What you are asked to do: Copy out each line of the data that holds the string "with".

Data for this task:
== == ==
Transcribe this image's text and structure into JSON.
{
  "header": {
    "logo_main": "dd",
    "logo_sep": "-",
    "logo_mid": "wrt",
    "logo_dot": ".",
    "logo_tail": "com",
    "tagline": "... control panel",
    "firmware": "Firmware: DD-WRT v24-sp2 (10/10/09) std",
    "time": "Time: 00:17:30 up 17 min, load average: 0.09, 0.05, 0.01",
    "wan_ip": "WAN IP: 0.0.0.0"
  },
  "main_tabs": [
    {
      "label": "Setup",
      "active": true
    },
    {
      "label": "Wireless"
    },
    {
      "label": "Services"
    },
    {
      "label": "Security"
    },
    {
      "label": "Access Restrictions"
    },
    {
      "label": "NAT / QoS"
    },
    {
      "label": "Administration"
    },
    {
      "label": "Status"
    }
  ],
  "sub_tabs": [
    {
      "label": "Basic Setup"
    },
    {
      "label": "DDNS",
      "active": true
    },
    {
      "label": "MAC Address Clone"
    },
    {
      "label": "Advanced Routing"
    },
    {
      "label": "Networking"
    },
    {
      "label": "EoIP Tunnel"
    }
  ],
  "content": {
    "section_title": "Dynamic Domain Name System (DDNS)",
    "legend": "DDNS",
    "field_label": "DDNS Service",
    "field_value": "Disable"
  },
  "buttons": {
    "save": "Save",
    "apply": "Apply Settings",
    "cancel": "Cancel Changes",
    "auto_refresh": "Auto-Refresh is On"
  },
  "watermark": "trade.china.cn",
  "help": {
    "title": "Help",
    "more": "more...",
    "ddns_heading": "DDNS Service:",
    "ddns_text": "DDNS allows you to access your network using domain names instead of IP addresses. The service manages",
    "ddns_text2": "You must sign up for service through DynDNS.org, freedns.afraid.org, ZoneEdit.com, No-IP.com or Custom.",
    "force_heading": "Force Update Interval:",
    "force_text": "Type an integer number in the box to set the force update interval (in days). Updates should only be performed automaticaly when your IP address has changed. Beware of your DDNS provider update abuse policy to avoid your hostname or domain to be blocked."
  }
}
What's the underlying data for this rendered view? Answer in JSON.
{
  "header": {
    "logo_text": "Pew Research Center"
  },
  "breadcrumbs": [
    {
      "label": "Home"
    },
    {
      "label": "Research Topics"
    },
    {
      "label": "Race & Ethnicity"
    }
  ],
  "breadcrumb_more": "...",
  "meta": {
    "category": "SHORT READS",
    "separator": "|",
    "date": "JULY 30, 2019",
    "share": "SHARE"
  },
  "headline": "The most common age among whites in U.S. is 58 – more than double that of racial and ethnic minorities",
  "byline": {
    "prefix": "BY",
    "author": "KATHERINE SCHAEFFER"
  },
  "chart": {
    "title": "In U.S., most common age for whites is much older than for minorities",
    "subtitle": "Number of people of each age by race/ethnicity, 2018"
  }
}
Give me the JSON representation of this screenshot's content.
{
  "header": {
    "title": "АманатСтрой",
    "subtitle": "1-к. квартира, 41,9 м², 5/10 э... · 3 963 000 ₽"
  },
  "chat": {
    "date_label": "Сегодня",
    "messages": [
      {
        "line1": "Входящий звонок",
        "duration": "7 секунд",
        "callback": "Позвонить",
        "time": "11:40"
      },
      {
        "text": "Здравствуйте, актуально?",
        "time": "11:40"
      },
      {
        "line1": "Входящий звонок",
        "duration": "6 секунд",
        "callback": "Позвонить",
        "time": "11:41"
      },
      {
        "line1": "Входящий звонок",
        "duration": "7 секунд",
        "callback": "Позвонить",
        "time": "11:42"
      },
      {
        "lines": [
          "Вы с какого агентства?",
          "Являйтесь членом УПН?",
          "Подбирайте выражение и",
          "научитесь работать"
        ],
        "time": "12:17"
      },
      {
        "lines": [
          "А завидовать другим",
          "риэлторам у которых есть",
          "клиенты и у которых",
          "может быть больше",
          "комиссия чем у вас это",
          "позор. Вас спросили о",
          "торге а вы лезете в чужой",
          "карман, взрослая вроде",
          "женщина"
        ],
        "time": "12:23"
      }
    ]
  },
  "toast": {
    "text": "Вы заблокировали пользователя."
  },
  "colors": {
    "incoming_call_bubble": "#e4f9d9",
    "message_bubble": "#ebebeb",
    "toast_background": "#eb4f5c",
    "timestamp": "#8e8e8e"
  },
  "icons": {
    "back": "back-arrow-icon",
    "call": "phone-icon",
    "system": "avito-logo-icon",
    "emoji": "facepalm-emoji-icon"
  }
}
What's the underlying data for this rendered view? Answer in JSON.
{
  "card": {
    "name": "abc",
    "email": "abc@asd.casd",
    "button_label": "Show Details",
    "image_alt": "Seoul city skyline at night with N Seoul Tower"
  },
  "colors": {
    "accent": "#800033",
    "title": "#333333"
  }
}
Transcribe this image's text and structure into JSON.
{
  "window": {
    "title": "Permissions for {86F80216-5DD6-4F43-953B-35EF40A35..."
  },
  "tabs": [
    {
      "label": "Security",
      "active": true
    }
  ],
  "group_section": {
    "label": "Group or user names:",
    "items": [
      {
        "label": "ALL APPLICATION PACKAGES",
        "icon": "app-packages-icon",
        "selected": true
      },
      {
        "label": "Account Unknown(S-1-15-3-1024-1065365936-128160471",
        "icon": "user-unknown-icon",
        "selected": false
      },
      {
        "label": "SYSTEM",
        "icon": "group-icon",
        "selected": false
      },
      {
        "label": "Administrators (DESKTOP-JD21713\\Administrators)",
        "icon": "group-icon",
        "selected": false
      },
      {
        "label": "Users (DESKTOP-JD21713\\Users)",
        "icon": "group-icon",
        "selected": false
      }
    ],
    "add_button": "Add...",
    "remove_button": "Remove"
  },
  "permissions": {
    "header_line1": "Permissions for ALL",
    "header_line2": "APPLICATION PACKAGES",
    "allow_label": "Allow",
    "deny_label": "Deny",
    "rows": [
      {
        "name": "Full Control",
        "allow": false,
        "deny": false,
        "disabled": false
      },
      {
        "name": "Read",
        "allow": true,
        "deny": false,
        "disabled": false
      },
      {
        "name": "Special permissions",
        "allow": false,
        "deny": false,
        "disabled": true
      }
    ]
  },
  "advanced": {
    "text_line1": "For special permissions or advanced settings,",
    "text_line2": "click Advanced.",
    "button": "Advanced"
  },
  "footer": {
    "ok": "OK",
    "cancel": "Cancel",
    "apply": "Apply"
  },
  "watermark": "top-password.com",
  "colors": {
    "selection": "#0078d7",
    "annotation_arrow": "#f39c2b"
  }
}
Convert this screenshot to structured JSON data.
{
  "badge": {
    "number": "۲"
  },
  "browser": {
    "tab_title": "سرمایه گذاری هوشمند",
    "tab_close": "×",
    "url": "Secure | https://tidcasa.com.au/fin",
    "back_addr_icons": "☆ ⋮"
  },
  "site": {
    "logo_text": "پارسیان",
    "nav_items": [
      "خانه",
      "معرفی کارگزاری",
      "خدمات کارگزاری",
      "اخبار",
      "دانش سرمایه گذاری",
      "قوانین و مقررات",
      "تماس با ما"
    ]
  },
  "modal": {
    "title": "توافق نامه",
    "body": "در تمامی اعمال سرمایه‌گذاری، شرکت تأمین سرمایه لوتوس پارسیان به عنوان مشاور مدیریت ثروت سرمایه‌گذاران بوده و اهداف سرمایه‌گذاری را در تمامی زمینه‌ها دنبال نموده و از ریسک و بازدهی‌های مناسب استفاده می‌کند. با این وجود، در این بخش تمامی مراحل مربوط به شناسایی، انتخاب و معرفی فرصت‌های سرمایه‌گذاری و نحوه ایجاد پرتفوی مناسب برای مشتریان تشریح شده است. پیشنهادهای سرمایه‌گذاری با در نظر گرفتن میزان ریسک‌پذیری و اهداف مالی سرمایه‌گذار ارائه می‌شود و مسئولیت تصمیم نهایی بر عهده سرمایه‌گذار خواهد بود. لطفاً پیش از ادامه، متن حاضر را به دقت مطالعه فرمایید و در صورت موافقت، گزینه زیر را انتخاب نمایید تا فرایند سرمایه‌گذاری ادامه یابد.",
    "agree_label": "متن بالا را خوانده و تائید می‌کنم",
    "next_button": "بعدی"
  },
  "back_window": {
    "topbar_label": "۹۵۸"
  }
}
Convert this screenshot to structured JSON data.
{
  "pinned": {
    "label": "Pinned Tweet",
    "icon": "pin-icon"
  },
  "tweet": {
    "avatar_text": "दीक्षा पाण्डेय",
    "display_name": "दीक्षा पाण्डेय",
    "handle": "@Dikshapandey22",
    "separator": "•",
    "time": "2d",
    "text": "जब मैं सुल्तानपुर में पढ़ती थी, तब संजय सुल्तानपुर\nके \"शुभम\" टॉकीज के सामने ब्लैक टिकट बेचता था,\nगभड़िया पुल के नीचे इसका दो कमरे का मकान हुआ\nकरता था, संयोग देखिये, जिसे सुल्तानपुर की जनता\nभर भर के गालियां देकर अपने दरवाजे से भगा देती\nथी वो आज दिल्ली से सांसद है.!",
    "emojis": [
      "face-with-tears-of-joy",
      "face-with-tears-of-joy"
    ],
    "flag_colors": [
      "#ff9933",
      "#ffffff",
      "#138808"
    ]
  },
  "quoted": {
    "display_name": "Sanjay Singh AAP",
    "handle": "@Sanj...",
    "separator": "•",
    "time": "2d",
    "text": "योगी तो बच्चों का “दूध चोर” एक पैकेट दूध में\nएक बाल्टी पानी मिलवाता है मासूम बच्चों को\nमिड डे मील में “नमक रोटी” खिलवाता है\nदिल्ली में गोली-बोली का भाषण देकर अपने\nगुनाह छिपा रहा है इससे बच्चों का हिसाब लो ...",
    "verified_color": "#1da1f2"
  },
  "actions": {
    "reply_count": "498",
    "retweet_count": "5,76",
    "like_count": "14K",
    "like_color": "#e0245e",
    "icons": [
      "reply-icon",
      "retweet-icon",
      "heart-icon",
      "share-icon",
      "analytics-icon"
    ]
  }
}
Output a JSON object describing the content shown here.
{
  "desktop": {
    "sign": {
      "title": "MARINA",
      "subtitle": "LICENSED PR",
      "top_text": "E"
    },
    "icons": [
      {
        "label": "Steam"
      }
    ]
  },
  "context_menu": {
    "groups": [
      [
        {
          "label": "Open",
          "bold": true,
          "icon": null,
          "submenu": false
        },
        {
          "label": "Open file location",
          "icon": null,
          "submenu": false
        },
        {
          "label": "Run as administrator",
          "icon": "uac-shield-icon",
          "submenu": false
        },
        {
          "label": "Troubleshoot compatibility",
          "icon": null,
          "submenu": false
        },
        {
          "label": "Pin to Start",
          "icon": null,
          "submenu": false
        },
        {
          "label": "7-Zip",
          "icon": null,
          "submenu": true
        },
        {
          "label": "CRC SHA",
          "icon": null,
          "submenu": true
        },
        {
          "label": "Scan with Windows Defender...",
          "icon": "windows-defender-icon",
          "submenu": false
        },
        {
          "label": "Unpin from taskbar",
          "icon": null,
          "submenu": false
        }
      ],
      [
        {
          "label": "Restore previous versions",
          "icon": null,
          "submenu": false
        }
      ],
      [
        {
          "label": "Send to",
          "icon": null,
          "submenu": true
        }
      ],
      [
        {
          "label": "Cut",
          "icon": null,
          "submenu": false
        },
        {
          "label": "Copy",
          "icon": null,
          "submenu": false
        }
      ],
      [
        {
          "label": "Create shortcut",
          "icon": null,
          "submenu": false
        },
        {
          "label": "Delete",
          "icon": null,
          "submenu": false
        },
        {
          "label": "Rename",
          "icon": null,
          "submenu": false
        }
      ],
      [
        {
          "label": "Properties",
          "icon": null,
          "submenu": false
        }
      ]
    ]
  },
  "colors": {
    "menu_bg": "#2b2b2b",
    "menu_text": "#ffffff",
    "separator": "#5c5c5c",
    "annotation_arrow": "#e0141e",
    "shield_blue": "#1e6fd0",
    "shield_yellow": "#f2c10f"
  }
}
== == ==
Response to the task:
    "image_alt": "Seoul city skyline at night with N Seoul Tower"
      "face-with-tears-of-joy",
      "face-with-tears-of-joy"
          "label": "Scan with Windows Defender...",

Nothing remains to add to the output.